Excerpts from a dataset
►
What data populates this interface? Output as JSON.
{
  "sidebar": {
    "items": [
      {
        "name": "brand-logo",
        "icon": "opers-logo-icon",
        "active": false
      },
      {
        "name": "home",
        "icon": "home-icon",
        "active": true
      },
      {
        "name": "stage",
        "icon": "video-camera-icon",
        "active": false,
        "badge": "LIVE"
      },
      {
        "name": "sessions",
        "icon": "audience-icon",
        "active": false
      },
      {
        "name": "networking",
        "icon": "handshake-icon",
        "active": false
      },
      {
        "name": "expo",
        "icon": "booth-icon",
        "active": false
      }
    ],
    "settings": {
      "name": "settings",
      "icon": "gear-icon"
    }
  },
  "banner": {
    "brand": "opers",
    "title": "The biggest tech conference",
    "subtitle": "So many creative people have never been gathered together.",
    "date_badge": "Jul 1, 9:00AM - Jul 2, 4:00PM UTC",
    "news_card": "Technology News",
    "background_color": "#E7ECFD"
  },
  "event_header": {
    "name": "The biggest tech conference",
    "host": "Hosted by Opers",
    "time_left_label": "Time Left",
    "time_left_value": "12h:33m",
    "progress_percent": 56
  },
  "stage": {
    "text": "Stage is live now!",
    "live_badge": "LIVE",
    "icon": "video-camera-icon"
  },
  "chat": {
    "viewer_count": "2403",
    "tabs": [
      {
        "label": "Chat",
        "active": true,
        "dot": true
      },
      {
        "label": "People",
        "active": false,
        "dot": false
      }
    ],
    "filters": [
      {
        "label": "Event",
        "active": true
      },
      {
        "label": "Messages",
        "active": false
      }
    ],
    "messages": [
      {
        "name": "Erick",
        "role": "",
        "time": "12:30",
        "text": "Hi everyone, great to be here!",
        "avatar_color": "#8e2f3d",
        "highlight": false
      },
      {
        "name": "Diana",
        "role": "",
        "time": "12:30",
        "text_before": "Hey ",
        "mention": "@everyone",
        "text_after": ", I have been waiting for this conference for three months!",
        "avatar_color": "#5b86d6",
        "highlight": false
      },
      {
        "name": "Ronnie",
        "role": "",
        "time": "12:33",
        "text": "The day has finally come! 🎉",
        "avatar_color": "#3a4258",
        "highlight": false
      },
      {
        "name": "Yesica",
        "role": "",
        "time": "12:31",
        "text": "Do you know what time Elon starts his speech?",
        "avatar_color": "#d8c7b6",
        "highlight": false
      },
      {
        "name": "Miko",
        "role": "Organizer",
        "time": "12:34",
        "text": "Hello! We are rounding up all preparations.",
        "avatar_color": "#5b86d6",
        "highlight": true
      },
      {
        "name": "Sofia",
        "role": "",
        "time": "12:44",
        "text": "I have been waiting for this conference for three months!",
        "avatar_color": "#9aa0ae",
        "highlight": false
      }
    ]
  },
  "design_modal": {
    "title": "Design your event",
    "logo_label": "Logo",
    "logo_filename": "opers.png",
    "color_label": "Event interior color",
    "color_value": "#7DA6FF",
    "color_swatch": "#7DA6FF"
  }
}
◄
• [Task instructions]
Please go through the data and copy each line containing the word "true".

• [Exercise output]
        "active": true
        "active": true,
        "dot": true
        "active": true
        "highlight": true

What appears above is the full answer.